Work task =>
Copy out each line of the entries where the word "that" is present.

Data records =>
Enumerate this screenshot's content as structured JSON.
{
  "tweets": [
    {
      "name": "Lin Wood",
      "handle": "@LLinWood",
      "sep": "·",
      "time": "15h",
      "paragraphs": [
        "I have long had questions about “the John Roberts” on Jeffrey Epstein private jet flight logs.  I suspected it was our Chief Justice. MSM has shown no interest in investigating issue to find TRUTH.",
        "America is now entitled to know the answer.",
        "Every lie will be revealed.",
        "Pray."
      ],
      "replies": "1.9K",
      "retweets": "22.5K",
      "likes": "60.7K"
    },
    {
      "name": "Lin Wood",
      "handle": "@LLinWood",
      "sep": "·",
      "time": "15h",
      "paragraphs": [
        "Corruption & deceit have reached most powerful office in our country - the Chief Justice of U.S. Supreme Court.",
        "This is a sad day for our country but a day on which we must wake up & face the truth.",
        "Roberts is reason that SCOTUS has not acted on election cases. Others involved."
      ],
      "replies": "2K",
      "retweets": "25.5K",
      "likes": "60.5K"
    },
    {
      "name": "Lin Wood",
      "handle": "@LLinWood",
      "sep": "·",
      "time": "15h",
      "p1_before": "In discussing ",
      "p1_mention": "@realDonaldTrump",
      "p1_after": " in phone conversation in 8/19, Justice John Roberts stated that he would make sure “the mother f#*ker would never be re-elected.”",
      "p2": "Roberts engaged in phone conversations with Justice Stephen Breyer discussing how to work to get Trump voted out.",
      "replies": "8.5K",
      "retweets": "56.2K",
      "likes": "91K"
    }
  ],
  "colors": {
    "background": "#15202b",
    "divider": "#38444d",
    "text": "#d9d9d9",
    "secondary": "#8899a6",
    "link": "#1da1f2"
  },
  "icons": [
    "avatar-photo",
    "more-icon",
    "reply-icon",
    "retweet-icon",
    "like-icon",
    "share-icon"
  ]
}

Answer for the task =>
        "Roberts is reason that SCOTUS has not acted on election cases. Others involved."
      "p1_after": " in phone conversation in 8/19, Justice John Roberts stated that he would make sure “the mother f#*ker would never be re-elected.”",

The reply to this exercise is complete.